Iron Nutrition of Phytoplankton and Its Possible Importance in the Ecology of Ocean Regions with High Nutrient and Low Biomass

François M.M. Morel John G. Rueter Neil M. Price
First Paragraph

In some regions of the oceans, namely the North and Equatorial Pacific and the Antarctic, the surface waters contain relatively high concentrations of nutrients (e.g., PO4 > 1 µM) yet only a low biomass (chlorophyll < 0.5 µg/L). On the basis of measurements of very low iron concentrations (< 0.1 nM) and observations of increased growth on Fe enrichments, J. Martin and coworkers have proposed that iron limits primary production in these waters (Martin, 1991, this issue). Other authors have proposed alternate hypotheses chiefly on the basis of grazing (Miller et al., 1991, this issue) and light limitation (Mitchell et al., 1991). Here we examine the “iron hypothesis” in light of what we know about the iron physiology of marine phytoplankton and its relation to iron chemistry.


Morel, F.M.M., J.G. Rueter, and N.M. Price. 1991. Iron nutrition of phytoplankton and its possible importance in the ecology of ocean regions with high nutrient and low biomass.
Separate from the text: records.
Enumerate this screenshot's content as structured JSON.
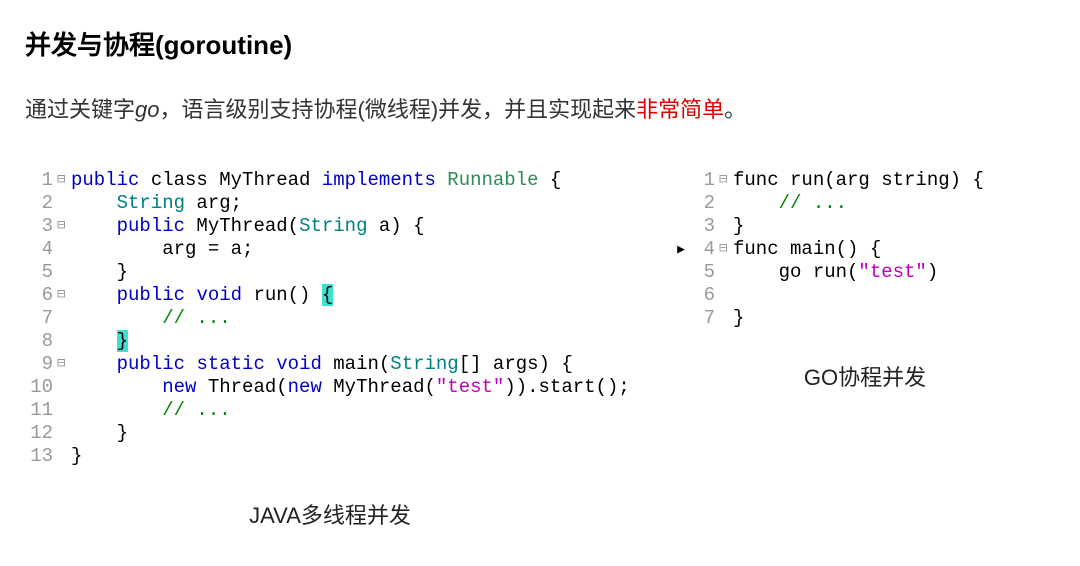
{
  "title": "并发与协程(goroutine)",
  "desc": {
    "p1": "通过关键字",
    "keyword": "go",
    "p2": "，语言级别支持协程(微线程)并发，并且实现起来",
    "highlight": "非常简单",
    "p3": "。"
  },
  "java": {
    "caption": "JAVA多线程并发",
    "lines": [
      {
        "n": "1",
        "f": "⊟",
        "arr": "",
        "segs": [
          {
            "t": "public",
            "c": "kw"
          },
          {
            "t": " class MyThread "
          },
          {
            "t": "implements",
            "c": "kw"
          },
          {
            "t": " "
          },
          {
            "t": "Runnable",
            "c": "rn"
          },
          {
            "t": " {"
          }
        ]
      },
      {
        "n": "2",
        "f": "",
        "arr": "",
        "segs": [
          {
            "t": "    "
          },
          {
            "t": "String",
            "c": "type"
          },
          {
            "t": " arg;"
          }
        ]
      },
      {
        "n": "3",
        "f": "⊟",
        "arr": "",
        "segs": [
          {
            "t": "    "
          },
          {
            "t": "public",
            "c": "kw"
          },
          {
            "t": " MyThread("
          },
          {
            "t": "String",
            "c": "type"
          },
          {
            "t": " a) {"
          }
        ]
      },
      {
        "n": "4",
        "f": "",
        "arr": "",
        "segs": [
          {
            "t": "        arg = a;"
          }
        ]
      },
      {
        "n": "5",
        "f": "",
        "arr": "",
        "segs": [
          {
            "t": "    }"
          }
        ]
      },
      {
        "n": "6",
        "f": "⊟",
        "arr": "",
        "segs": [
          {
            "t": "    "
          },
          {
            "t": "public",
            "c": "kw"
          },
          {
            "t": " "
          },
          {
            "t": "void",
            "c": "kw"
          },
          {
            "t": " run() "
          },
          {
            "t": "{",
            "c": "hl-bg"
          }
        ]
      },
      {
        "n": "7",
        "f": "",
        "arr": "",
        "segs": [
          {
            "t": "        "
          },
          {
            "t": "// ...",
            "c": "cm"
          }
        ]
      },
      {
        "n": "8",
        "f": "",
        "arr": "",
        "segs": [
          {
            "t": "    "
          },
          {
            "t": "}",
            "c": "hl-bg"
          }
        ]
      },
      {
        "n": "9",
        "f": "⊟",
        "arr": "",
        "segs": [
          {
            "t": "    "
          },
          {
            "t": "public",
            "c": "kw"
          },
          {
            "t": " "
          },
          {
            "t": "static",
            "c": "kw"
          },
          {
            "t": " "
          },
          {
            "t": "void",
            "c": "kw"
          },
          {
            "t": " main("
          },
          {
            "t": "String",
            "c": "type"
          },
          {
            "t": "[] args) {"
          }
        ]
      },
      {
        "n": "10",
        "f": "",
        "arr": "",
        "segs": [
          {
            "t": "        "
          },
          {
            "t": "new",
            "c": "kw"
          },
          {
            "t": " Thread("
          },
          {
            "t": "new",
            "c": "kw"
          },
          {
            "t": " MyThread("
          },
          {
            "t": "\"test\"",
            "c": "str"
          },
          {
            "t": ")).start();"
          }
        ]
      },
      {
        "n": "11",
        "f": "",
        "arr": "",
        "segs": [
          {
            "t": "        "
          },
          {
            "t": "// ...",
            "c": "cm"
          }
        ]
      },
      {
        "n": "12",
        "f": "",
        "arr": "",
        "segs": [
          {
            "t": "    }"
          }
        ]
      },
      {
        "n": "13",
        "f": "",
        "arr": "",
        "segs": [
          {
            "t": "}"
          }
        ]
      }
    ]
  },
  "go": {
    "caption": "GO协程并发",
    "lines": [
      {
        "n": "1",
        "f": "⊟",
        "arr": "",
        "segs": [
          {
            "t": "func run(arg string) {"
          }
        ]
      },
      {
        "n": "2",
        "f": "",
        "arr": "",
        "segs": [
          {
            "t": "    "
          },
          {
            "t": "// ...",
            "c": "cm"
          }
        ]
      },
      {
        "n": "3",
        "f": "",
        "arr": "",
        "segs": [
          {
            "t": "}"
          }
        ]
      },
      {
        "n": "4",
        "f": "⊟",
        "arr": "▶",
        "segs": [
          {
            "t": "func main() {"
          }
        ]
      },
      {
        "n": "5",
        "f": "",
        "arr": "",
        "segs": [
          {
            "t": "    go run("
          },
          {
            "t": "\"test\"",
            "c": "str"
          },
          {
            "t": ")"
          }
        ]
      },
      {
        "n": "6",
        "f": "",
        "arr": "",
        "segs": [
          {
            "t": "    "
          }
        ]
      },
      {
        "n": "7",
        "f": "",
        "arr": "",
        "segs": [
          {
            "t": "}"
          }
        ]
      }
    ]
  }
}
Oceanography 4(2):56–61, https://doi.org/10.5670/oceanog.1991.03.